It’s a melodic, tragic, poignant look at longing, apathy, ennui, desire, sorrow, and depression, and if all the teen angst left you wanting to step it up a notch, now’s the time to do it.
- Persepolis by Marjane Satrapi
This is our first autobiography. You’re welcome. Oh, and it’s also a graphic novel. You’re welcome again.
You see, sometimes you don’t need dystopias to live in an oppressive society that has specific roles for your life and strict rules that you cannot break. Sometimes, that’s real life. This is the world of Marjane Satrapi, a spunky, intelligent, creative girl growing up in Iran during the conflict between Iran and Iraq. She sees the Shah fall and the rise of theocratic Islamist extremism. She has to cover herself, segregate from the community, and sees those she loves persecuted and even killed. Throughout it all, she remains strong, and tells her story with wit, humor, and clarity, never asking for pity, but always pushing onward. She’s a strong role model for anyone, and the book is important and moving, and worth recommending to young readers as well as adults. If you want your youthful narrator and strong female protagonist, it really doesn’t get better than Persepolis.

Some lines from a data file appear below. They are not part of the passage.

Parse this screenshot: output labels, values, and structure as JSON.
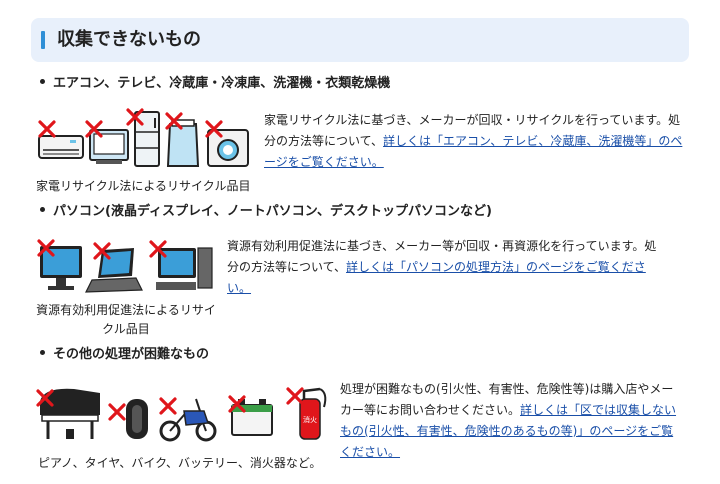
{
  "section": {
    "title": "収集できないもの"
  },
  "groups": [
    {
      "heading": "エアコン、テレビ、冷蔵庫・冷凍庫、洗濯機・衣類乾燥機",
      "desc_text": "家電リサイクル法に基づき、メーカーが回収・リサイクルを行っています。処分の方法等について、",
      "link": "詳しくは「エアコン、テレビ、冷蔵庫、洗濯機等」のページをご覧ください。",
      "caption": "家電リサイクル法によるリサイクル品目",
      "icons": [
        "air-conditioner-icon",
        "television-icon",
        "refrigerator-icon",
        "washing-machine-icon",
        "clothes-dryer-icon"
      ]
    },
    {
      "heading": "パソコン(液晶ディスプレイ、ノートパソコン、デスクトップパソコンなど)",
      "desc_text": "資源有効利用促進法に基づき、メーカー等が回収・再資源化を行っています。処分の方法等について、",
      "link": "詳しくは「パソコンの処理方法」のページをご覧ください。",
      "caption": "資源有効利用促進法によるリサイクル品目",
      "icons": [
        "monitor-icon",
        "laptop-icon",
        "desktop-pc-icon"
      ]
    },
    {
      "heading": "その他の処理が困難なもの",
      "desc_text": "処理が困難なもの(引火性、有害性、危険性等)は購入店やメーカー等にお問い合わせください。",
      "link": "詳しくは「区では収集しないもの(引火性、有害性、危険性のあるもの等)」のページをご覧ください。",
      "caption": "ピアノ、タイヤ、バイク、バッテリー、消火器など。",
      "icons": [
        "piano-icon",
        "tire-icon",
        "motorbike-icon",
        "battery-icon",
        "fire-extinguisher-icon"
      ],
      "extinguisher_label": "消火"
    }
  ],
  "colors": {
    "accent": "#2f8fd6",
    "header_bg": "#e8f0fb",
    "link": "#1a4fa8",
    "cross": "#e0161b"
  }
}
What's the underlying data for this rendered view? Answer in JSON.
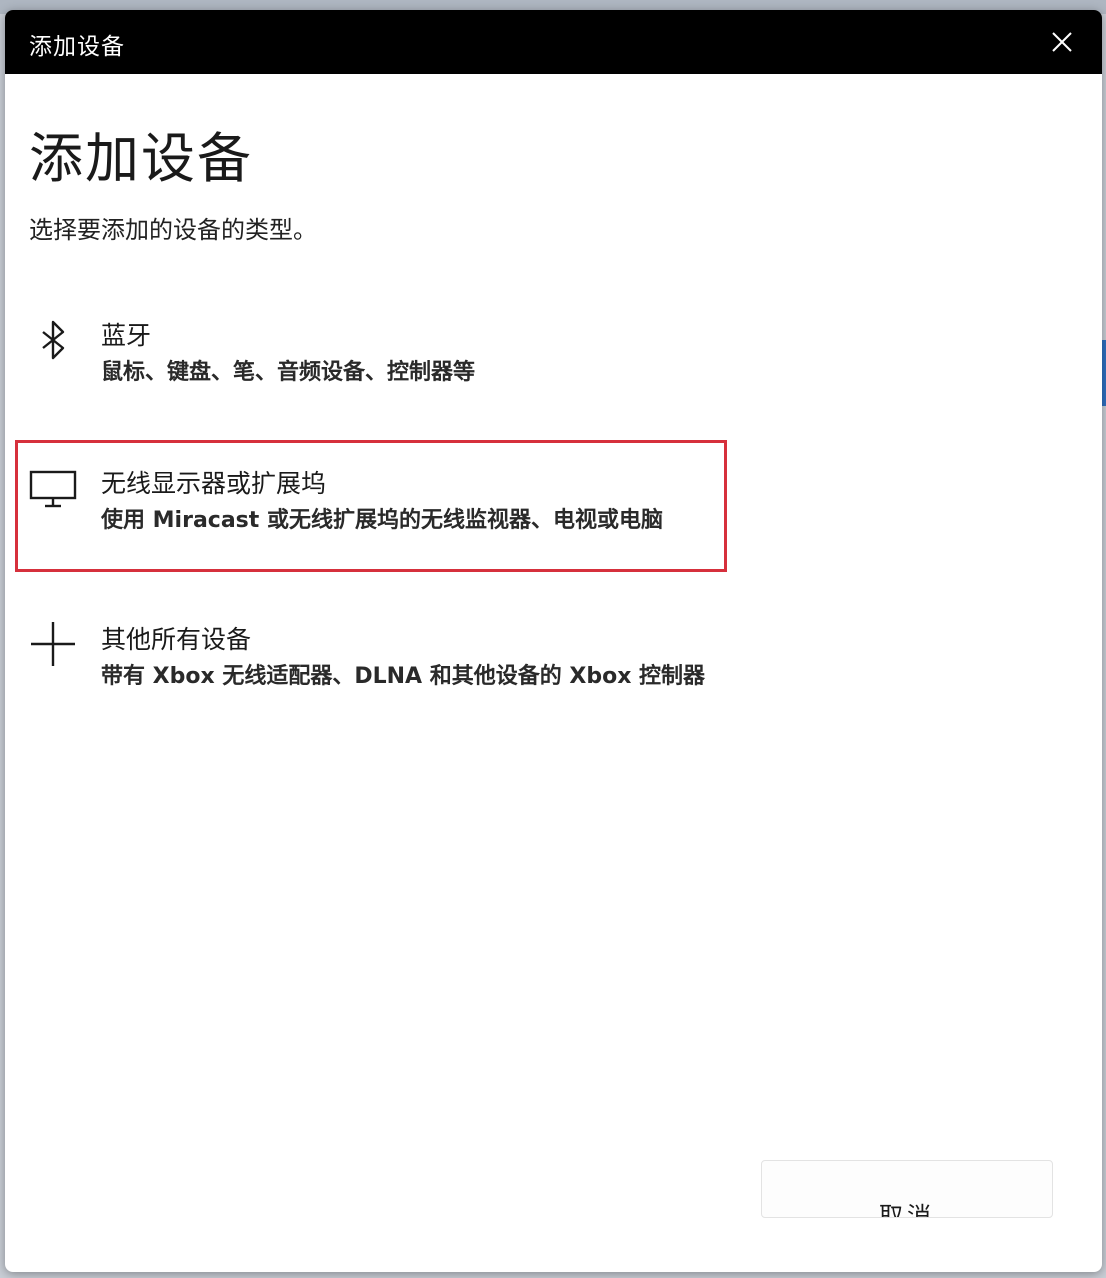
{
  "window": {
    "title": "添加设备",
    "close_icon": "close-icon"
  },
  "dialog": {
    "heading": "添加设备",
    "subtitle": "选择要添加的设备的类型。",
    "options": [
      {
        "icon": "bluetooth-icon",
        "title": "蓝牙",
        "description": "鼠标、键盘、笔、音频设备、控制器等"
      },
      {
        "icon": "monitor-icon",
        "title": "无线显示器或扩展坞",
        "description": "使用 Miracast 或无线扩展坞的无线监视器、电视或电脑",
        "highlighted": true
      },
      {
        "icon": "plus-icon",
        "title": "其他所有设备",
        "description": "带有 Xbox 无线适配器、DLNA 和其他设备的 Xbox 控制器"
      }
    ],
    "cancel_label": "取消"
  },
  "colors": {
    "titlebar": "#000000",
    "highlight_border": "#d6303c",
    "text": "#1a1a1a"
  }
}
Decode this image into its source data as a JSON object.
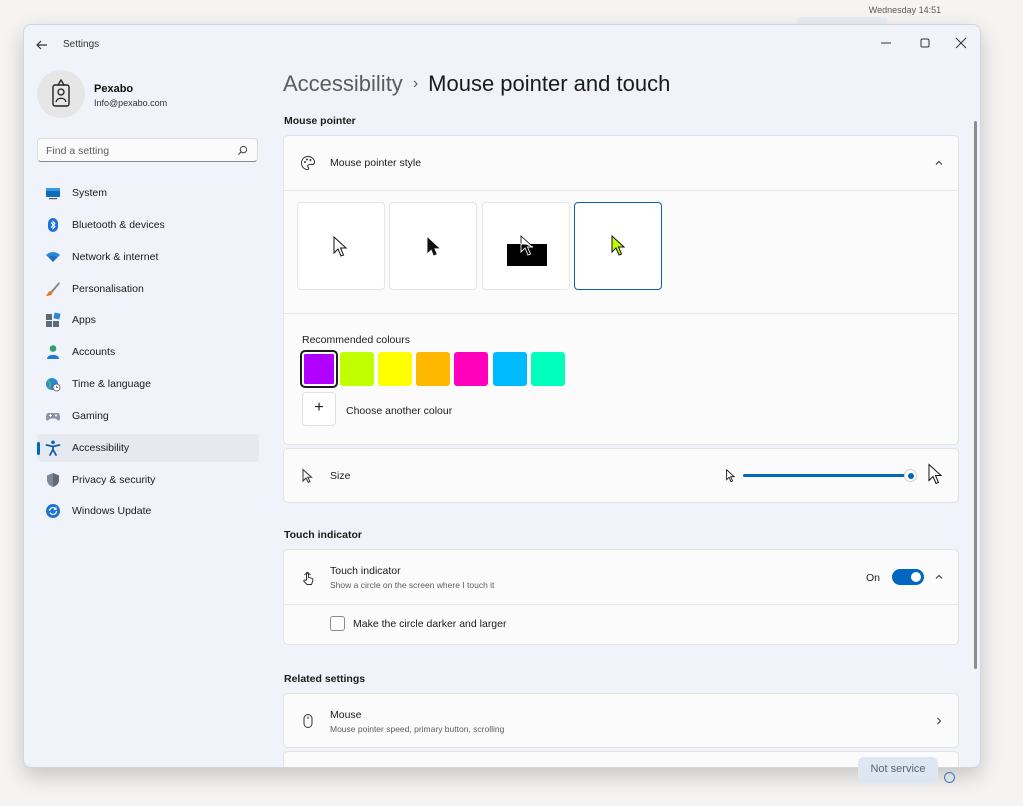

- The Bluest Eye by Toni Morrison
Like Persepolis, this is a story that doesn’t need dystopia to discuss a corrupt society. The story is about a black community, living in segregation, and each character’s reaction to this environment. There is a tragedy coming up, where all the injustice, anger, and struggle comes to a head in the life of a little girl who feels that if she were only blue-eyed, she would be accepted.
Uglies and Pretties focuses on the more superficial desires to look perfect, like movie stars, and the way media imagery and ideals affect those around them. What if you were in a society where not only where these ideals a problem, but that the entirety of who you were meant that you could not match this idea? What if from childhood the dolls you were given to play with looked nothing like you, and the movie stars and beauty queens looked nothing like you, and the people who lived in nice houses and had the best jobs and influence looked nothing like you, and all the politicians and powerful people of the world looked nothing like you? Don’t think “what if”. For many people, this was and in many situations still is a huge problem. In the age of segregation, it was even worse. Our character is driven through her tragedy by loneliness and abuse, and believes that if only she could change who she was, even just her eyes, she could change her fate.
It’s a tragic and incredibly harrowing story that is also important and beautifully-written by Nobel Prize in Literature writer, Toni Morrison.